From the extravagance of Black Sheep, Jordy took things down a notch, interior-wise, with Toyo, breathing into the space at the Alley at Karrivin the warmth and community of Filipino dining. Three years on, there’s always a sense of something new happening, thanks to the strong spirit of collaboration. Jordy has been participating in a lot of joint cooking exercises with other chefs in what’s called four-hands or six-hands dinners. He has shared kitchens with the chefs of Masque restaurant in Mumbai, Haku in Hong Kong, Florilege in Tokyo, and the recently closed Hertog Jan in Belgium.

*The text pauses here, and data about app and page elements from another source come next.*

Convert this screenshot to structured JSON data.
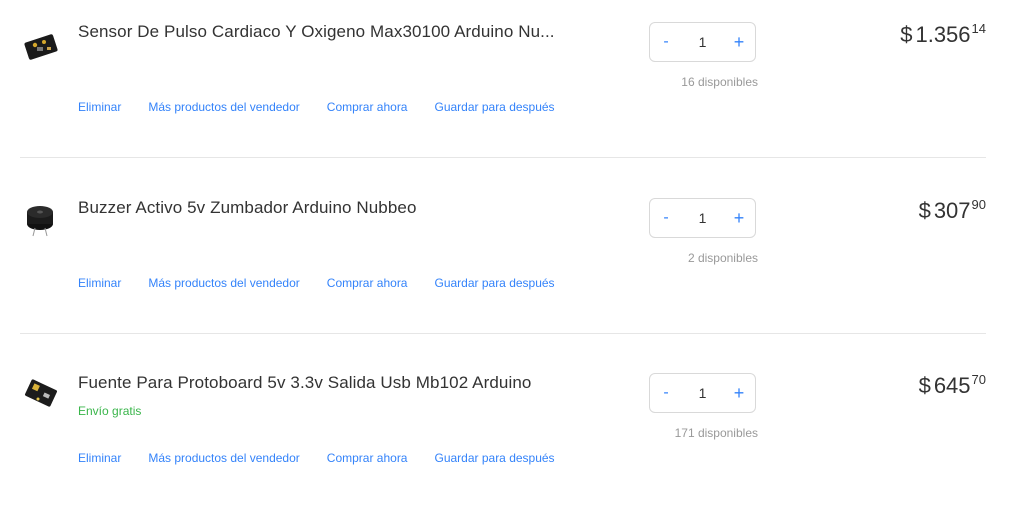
{
  "items": [
    {
      "title": "Sensor De Pulso Cardiaco Y Oxigeno Max30100 Arduino Nu...",
      "shipping": "",
      "quantity": "1",
      "available": "16 disponibles",
      "price_currency": "$",
      "price_whole": "1.356",
      "price_cents": "14",
      "thumb_icon": "pulse-sensor-board-icon"
    },
    {
      "title": "Buzzer Activo 5v Zumbador Arduino Nubbeo",
      "shipping": "",
      "quantity": "1",
      "available": "2 disponibles",
      "price_currency": "$",
      "price_whole": "307",
      "price_cents": "90",
      "thumb_icon": "buzzer-icon"
    },
    {
      "title": "Fuente Para Protoboard 5v 3.3v Salida Usb Mb102 Arduino",
      "shipping": "Envío gratis",
      "quantity": "1",
      "available": "171 disponibles",
      "price_currency": "$",
      "price_whole": "645",
      "price_cents": "70",
      "thumb_icon": "power-supply-board-icon"
    }
  ],
  "actions": {
    "delete": "Eliminar",
    "more_from_seller": "Más productos del vendedor",
    "buy_now": "Comprar ahora",
    "save_for_later": "Guardar para después"
  },
  "stepper": {
    "minus": "-",
    "plus": "+"
  },
  "colors": {
    "link": "#3483fa",
    "shipping": "#39b54a",
    "muted": "#999999"
  }
}
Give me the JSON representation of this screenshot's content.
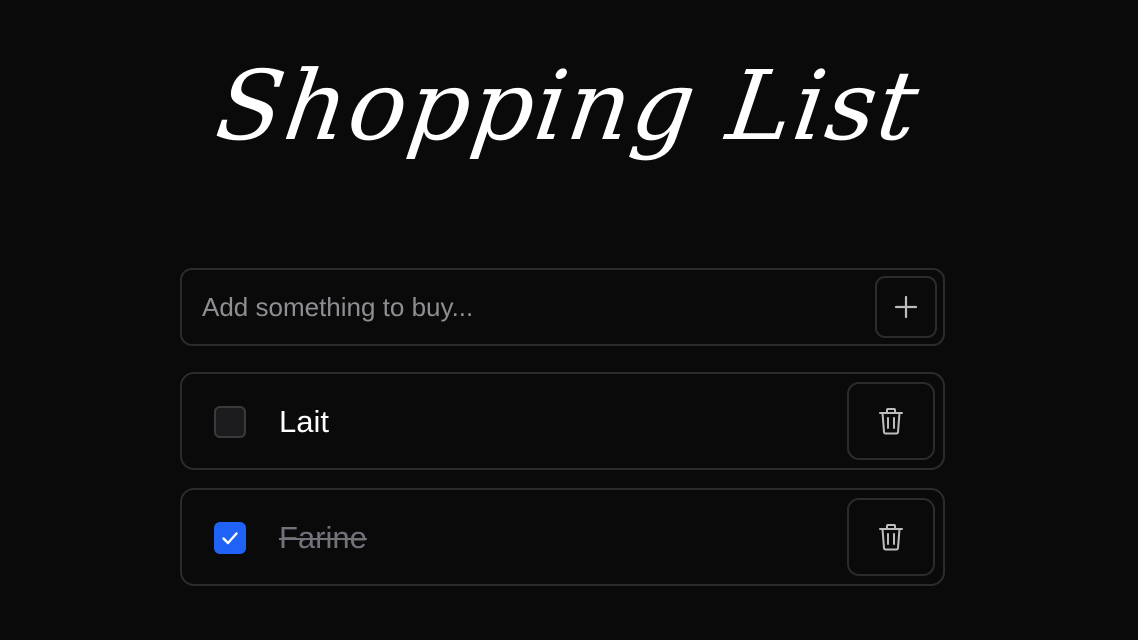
{
  "header": {
    "title": "Shopping List"
  },
  "add_form": {
    "placeholder": "Add something to buy...",
    "value": "",
    "add_icon": "plus-icon"
  },
  "items": [
    {
      "label": "Lait",
      "checked": false,
      "delete_icon": "trash-icon"
    },
    {
      "label": "Farine",
      "checked": true,
      "delete_icon": "trash-icon"
    }
  ],
  "colors": {
    "background": "#0a0a0a",
    "border": "#2c2c2e",
    "accent": "#1f62f5",
    "text": "#ffffff",
    "muted_text": "#71727a",
    "placeholder": "#8e8e93"
  }
}
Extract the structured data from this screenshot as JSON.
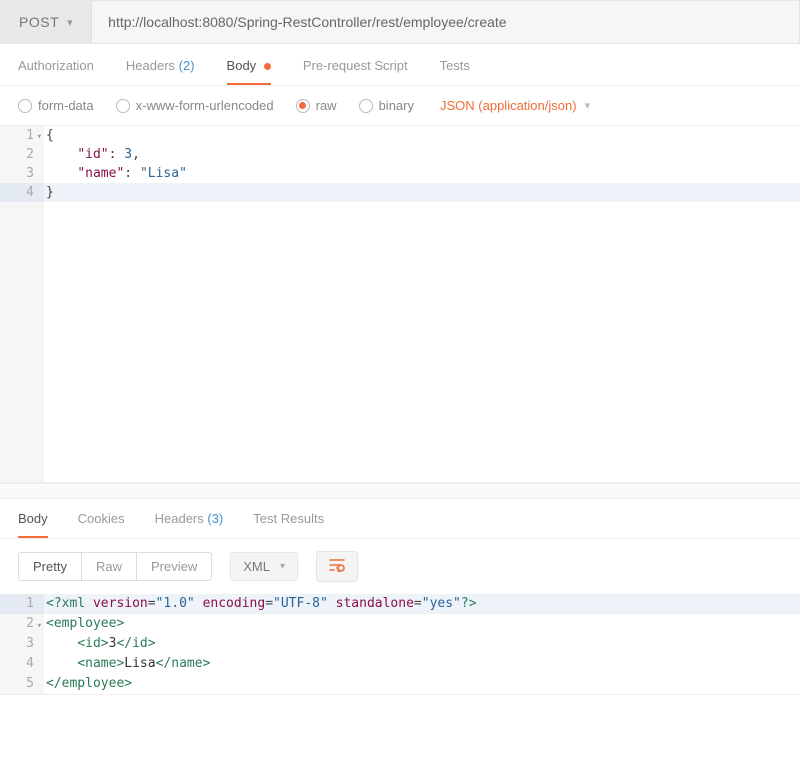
{
  "request": {
    "method": "POST",
    "url": "http://localhost:8080/Spring-RestController/rest/employee/create"
  },
  "tabs": {
    "authorization": "Authorization",
    "headers_label": "Headers",
    "headers_count": "(2)",
    "body_label": "Body",
    "prerequest": "Pre-request Script",
    "tests": "Tests"
  },
  "body_options": {
    "formdata": "form-data",
    "urlencoded": "x-www-form-urlencoded",
    "raw": "raw",
    "binary": "binary",
    "content_type": "JSON (application/json)"
  },
  "body_code": {
    "l1_n": "1",
    "l2_n": "2",
    "l3_n": "3",
    "l4_n": "4",
    "key_id": "\"id\"",
    "val_id": "3",
    "key_name": "\"name\"",
    "val_name": "\"Lisa\""
  },
  "resp_tabs": {
    "body": "Body",
    "cookies": "Cookies",
    "headers_label": "Headers",
    "headers_count": "(3)",
    "test_results": "Test Results"
  },
  "resp_controls": {
    "pretty": "Pretty",
    "raw": "Raw",
    "preview": "Preview",
    "format": "XML",
    "wrap_icon": "⟲"
  },
  "resp_code": {
    "l1_n": "1",
    "l2_n": "2",
    "l3_n": "3",
    "l4_n": "4",
    "l5_n": "5",
    "pi_open": "<?",
    "pi_name": "xml",
    "attr_version": "version",
    "val_version": "\"1.0\"",
    "attr_encoding": "encoding",
    "val_encoding": "\"UTF-8\"",
    "attr_standalone": "standalone",
    "val_standalone": "\"yes\"",
    "pi_close": "?>",
    "lt": "<",
    "lts": "</",
    "gt": ">",
    "tag_employee": "employee",
    "tag_id": "id",
    "tag_name": "name",
    "txt_id": "3",
    "txt_name": "Lisa"
  }
}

Likewise, he has hosted the chefs from Bangkok’s Suhring, Bali’s Locavore, and Singapore’s Nouri, among others. One thing’s for sure—Jordy is having a ton of fun. “In the kitchen, it can get grinding and tedious,” he says. “Whenever we have these events, it breaks up the monotony. When we get invited to another country, I get to bring some of the team, we learn from other chefs, and everyone brings home a different experience.”